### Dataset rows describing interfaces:
▽

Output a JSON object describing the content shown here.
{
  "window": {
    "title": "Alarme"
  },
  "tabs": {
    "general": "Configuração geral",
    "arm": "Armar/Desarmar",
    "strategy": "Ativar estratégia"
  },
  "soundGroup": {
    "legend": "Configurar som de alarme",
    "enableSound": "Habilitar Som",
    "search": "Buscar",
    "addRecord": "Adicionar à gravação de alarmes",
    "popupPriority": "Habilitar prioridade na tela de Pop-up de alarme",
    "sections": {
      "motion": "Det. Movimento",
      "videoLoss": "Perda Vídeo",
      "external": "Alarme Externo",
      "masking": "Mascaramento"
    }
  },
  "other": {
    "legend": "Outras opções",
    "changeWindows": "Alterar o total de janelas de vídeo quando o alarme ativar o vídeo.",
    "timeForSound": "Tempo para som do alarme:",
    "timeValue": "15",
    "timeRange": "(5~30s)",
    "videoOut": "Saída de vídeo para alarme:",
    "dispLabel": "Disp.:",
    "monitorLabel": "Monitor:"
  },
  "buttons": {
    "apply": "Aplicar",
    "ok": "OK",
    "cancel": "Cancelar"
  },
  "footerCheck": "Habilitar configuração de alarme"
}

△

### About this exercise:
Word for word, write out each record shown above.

### Answer to this problem:
Output a JSON object describing the content shown here.
{
  "window": {
    "title": "Alarme"
  },
  "tabs": {
    "general": "Configuração geral",
    "arm": "Armar/Desarmar",
    "strategy": "Ativar estratégia"
  },
  "soundGroup": {
    "legend": "Configurar som de alarme",
    "enableSound": "Habilitar Som",
    "search": "Buscar",
    "addRecord": "Adicionar à gravação de alarmes",
    "popupPriority": "Habilitar prioridade na tela de Pop-up de alarme",
    "sections": {
      "motion": "Det. Movimento",
      "videoLoss": "Perda Vídeo",
      "external": "Alarme Externo",
      "masking": "Mascaramento"
    }
  },
  "other": {
    "legend": "Outras opções",
    "changeWindows": "Alterar o total de janelas de vídeo quando o alarme ativar o vídeo.",
    "timeForSound": "Tempo para som do alarme:",
    "timeValue": "15",
    "timeRange": "(5~30s)",
    "videoOut": "Saída de vídeo para alarme:",
    "dispLabel": "Disp.:",
    "monitorLabel": "Monitor:"
  },
  "buttons": {
    "apply": "Aplicar",
    "ok": "OK",
    "cancel": "Cancelar"
  },
  "footerCheck": "Habilitar configuração de alarme"
}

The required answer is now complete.